◆ PROBLEM:
Filter the listing for lines containing "googleapis".
═══ SOURCE MATERIAL ═══
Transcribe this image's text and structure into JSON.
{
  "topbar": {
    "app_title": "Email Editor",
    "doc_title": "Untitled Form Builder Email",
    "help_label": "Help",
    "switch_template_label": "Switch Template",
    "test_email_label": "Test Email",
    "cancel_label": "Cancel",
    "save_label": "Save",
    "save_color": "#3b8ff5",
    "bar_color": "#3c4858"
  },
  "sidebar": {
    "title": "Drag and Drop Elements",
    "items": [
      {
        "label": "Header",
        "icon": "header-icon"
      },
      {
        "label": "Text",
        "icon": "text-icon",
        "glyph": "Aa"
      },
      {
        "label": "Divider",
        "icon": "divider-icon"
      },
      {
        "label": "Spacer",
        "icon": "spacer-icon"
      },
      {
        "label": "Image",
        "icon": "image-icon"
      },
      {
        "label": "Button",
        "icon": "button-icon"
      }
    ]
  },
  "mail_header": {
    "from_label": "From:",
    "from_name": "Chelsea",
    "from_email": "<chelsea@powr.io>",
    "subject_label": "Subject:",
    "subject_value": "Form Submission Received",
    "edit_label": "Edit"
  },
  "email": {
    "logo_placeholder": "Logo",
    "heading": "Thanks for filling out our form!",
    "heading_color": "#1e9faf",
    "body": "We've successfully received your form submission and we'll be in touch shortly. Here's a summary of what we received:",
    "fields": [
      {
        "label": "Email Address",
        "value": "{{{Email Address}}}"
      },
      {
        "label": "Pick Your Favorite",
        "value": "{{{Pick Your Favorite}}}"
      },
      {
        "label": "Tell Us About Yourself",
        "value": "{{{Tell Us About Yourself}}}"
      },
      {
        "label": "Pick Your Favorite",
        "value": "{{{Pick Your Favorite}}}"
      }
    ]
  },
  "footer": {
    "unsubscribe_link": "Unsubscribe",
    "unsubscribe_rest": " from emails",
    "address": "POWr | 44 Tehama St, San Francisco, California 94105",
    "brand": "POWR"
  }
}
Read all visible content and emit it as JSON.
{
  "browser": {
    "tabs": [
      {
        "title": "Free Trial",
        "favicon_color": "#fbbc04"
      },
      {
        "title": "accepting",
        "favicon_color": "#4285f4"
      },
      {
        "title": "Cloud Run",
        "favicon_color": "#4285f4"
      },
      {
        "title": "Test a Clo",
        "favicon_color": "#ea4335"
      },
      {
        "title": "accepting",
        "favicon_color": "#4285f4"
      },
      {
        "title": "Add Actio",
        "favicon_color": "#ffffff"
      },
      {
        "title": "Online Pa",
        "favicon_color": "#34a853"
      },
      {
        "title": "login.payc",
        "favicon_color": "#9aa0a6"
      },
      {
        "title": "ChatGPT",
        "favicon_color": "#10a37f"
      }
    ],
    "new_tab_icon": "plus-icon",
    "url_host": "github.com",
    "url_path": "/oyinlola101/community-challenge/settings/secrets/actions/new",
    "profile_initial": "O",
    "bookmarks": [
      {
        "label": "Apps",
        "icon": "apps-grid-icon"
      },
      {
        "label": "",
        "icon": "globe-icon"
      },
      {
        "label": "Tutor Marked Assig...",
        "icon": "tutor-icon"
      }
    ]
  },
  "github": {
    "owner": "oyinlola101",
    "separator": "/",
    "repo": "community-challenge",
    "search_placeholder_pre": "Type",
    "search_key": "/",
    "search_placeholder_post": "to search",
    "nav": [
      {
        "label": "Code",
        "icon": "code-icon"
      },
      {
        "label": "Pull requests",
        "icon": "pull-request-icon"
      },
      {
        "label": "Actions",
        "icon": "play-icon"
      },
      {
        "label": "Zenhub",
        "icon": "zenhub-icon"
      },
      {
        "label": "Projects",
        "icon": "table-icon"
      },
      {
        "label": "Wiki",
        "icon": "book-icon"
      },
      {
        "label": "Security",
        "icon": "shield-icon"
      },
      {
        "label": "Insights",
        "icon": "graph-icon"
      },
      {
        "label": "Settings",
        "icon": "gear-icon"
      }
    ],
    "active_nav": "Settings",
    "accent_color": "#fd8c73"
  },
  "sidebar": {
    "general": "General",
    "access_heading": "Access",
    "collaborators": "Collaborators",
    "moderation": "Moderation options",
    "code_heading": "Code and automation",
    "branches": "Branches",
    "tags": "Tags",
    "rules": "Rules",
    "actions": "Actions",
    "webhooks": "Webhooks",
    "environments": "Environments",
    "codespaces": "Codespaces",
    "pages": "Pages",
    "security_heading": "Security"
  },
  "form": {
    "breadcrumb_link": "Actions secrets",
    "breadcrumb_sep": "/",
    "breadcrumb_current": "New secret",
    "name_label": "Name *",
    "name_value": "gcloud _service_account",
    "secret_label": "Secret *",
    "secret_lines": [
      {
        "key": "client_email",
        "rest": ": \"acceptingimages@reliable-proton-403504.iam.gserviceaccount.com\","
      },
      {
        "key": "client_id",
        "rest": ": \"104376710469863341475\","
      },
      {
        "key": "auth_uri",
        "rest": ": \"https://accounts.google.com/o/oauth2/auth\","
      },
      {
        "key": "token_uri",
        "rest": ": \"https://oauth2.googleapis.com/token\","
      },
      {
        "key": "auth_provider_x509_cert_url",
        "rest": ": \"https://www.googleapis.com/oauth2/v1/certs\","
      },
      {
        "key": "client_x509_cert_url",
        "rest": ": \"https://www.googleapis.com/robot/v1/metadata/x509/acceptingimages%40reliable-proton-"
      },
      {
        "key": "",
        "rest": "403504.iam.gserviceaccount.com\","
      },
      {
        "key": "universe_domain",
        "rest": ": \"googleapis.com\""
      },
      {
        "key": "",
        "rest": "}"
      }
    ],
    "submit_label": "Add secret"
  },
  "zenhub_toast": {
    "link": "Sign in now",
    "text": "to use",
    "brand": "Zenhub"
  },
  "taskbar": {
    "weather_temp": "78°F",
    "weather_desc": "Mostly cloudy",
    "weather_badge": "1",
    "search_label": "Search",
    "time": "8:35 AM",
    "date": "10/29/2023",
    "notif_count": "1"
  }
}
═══
◆ RESPONSE AREA:
        "rest": ": \"https://oauth2.googleapis.com/token\","
        "rest": ": \"https://www.googleapis.com/oauth2/v1/certs\","
        "rest": ": \"https://www.googleapis.com/robot/v1/metadata/x509/acceptingimages%40reliable-proton-"
        "rest": ": \"googleapis.com\""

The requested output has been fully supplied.